Consalvo says the selection of female characters points to another miscalculation by game makers: while women certainly like avatars that are sexy and intelligent, they’re tired of having over-sexualized characters as their primary option. The biggest indicator that the games industry is trying too hard to attract females, however, is the relationship sim, Singles: Flirt Up Your Life. One screenshot released shows a woman wrapped in the arms of a man, her face aglow at the prospect of romance. You’d almost expect a quiz, not unlike those found in countless women’s magazines, to pop up during the course of game asking how compatible the player and his or her mate are.
So if game makers should scrap the ideas that women dislike complex controls and prefer puzzle solving to destruction, and accept that adding female avatars and romance to their titles won’t necessarily attract women, what’s left? Simply what the industry has been doing all along to attract more girls.
Almost without meaning to, publishers produced the female market through the development of casual and online titles. Sites such as Yahoo! have attracted huge numbers of adult women by drawing on their experiences playing card and board games. Consalvo says the ease of learning these offerings, their inexpensive nature and the growth of the Internet all helped to stimulate this growth. It’s proof that if women see content they like, they’ll arrive in droves. It’s important to remember, however, that this aspect of the industry is being framed as “casual” rather than “female.”
Anna Larke, a senior game designer at Argonaut, says the game industry doesn’t need to specifically address women, as there are plenty of titles out there that appeal to both genders. The Sims wasn’t created to lure females, even though it ultimately attracted a lot of girls, as well as guys, who hadn’t played many releases. Instead, the popularity of EA’s people sim boils down to it being a brilliant and accessible product. In other words, women will play anything, from Far Cry to Vice City, as long as it’s good.
Larke also says “pink games,” as interactive entertainment for girls is called in some circles, might actually do more harm than good, as they reinforce the stereotype that women don’t play games, and the ones that do need specially tailored offerings. The industry should simply recognize that people have different tastes, regardless of their gender, and move forward with the goal of making good products for everyone.
Publishers and developers also need to move toward greater inclusiveness. Perhaps the greatest division exists in the console market, which, if most gaming magazines and E3 are any indication, is still clinging to the boy’s club ideal. (Games don’t have to become politically correct to appeal to women, just contain fewer stereotypes.) Two things would help make this happen and expand the market at the same time: One, more advertisements in magazines for girls and women, and two, more female designers and executives working in the industry.

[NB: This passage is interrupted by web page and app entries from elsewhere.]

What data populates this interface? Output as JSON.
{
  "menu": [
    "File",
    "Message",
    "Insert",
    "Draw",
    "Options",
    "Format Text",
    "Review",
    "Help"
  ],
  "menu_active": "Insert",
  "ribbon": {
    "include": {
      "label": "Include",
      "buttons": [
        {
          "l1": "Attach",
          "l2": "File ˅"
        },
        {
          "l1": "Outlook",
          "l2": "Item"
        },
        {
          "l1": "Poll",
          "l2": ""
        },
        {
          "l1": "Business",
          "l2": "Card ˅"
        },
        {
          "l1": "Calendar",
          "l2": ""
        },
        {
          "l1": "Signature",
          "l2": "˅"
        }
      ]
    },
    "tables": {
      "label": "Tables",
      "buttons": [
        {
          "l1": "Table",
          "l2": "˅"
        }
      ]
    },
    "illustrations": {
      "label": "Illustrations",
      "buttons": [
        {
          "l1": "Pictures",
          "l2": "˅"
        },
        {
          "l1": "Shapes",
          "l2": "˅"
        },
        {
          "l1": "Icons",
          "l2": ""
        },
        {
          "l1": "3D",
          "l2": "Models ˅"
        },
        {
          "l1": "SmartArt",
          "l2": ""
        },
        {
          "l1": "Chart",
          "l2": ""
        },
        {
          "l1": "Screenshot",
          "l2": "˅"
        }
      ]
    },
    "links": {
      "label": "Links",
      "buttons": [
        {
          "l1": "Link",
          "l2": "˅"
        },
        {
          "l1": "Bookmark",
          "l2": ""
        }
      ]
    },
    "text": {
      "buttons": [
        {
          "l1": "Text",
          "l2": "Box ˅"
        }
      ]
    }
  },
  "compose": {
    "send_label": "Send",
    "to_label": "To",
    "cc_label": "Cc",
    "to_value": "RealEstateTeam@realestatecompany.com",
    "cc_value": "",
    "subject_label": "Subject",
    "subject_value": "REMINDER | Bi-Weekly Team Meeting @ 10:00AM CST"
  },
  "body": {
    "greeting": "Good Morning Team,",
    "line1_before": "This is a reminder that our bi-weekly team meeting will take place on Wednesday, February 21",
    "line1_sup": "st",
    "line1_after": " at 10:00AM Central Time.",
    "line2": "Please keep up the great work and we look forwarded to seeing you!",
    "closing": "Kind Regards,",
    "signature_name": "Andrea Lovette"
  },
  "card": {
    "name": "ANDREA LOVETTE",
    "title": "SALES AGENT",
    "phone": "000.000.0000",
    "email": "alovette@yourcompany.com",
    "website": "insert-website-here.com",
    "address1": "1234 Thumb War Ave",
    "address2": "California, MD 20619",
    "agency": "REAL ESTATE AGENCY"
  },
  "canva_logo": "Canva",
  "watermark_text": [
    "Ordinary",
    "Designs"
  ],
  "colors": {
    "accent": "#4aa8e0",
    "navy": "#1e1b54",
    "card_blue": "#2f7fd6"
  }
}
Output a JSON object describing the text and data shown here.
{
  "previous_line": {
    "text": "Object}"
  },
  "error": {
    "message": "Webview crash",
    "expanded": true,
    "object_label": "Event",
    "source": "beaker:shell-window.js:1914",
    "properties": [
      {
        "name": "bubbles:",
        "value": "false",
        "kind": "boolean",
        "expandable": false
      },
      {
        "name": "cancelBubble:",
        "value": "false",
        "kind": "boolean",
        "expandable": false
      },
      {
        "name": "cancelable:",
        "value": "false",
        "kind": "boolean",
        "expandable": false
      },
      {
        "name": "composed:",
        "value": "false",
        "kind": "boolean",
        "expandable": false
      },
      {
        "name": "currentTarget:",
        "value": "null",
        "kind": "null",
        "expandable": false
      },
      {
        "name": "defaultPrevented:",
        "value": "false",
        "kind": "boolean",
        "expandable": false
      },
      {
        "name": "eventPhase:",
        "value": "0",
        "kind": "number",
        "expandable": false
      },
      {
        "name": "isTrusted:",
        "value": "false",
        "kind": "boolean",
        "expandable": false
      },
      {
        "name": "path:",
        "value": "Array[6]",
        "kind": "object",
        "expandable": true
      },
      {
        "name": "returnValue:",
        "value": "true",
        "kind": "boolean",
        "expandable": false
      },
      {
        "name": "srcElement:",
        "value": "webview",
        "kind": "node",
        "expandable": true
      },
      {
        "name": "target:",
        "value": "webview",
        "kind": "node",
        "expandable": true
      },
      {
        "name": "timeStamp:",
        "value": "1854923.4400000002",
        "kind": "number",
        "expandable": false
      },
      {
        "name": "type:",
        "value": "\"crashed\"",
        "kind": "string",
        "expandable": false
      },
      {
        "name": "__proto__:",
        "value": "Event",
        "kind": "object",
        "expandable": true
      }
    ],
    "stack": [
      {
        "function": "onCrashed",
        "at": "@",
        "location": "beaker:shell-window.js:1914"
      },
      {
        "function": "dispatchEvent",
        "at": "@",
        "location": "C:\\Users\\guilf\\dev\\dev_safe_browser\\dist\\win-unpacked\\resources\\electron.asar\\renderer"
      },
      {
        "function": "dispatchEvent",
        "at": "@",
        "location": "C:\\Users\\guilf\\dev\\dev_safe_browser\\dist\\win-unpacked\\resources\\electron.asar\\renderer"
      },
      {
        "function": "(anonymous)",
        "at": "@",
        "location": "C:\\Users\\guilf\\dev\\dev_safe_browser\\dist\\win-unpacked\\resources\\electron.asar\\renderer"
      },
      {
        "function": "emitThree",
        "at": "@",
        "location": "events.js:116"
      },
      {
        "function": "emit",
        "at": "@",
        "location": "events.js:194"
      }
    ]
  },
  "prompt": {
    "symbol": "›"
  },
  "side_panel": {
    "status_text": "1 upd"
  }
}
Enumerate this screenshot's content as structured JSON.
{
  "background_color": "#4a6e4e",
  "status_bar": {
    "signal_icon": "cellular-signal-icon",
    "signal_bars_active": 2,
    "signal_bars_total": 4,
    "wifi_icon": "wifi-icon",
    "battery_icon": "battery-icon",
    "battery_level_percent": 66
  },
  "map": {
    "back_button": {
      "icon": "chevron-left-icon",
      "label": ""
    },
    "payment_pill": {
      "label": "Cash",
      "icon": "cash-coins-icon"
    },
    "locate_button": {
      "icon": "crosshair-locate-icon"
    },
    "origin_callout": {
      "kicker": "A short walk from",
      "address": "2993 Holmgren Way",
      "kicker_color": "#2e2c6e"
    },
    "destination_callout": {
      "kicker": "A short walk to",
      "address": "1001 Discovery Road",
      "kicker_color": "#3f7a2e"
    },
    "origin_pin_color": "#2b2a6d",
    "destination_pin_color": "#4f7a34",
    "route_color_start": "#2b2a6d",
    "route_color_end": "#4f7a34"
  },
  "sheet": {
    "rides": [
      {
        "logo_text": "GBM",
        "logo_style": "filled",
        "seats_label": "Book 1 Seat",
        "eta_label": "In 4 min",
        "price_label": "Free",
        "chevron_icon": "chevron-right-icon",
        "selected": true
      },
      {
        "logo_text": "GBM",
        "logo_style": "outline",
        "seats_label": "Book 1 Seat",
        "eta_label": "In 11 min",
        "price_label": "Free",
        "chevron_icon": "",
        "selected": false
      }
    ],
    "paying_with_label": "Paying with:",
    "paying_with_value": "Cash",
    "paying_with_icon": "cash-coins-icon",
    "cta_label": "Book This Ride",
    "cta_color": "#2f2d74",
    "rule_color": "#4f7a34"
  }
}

The team that created The Sims, for example, included numerous women. As they bring their talents and insight to the industry, more players will follow.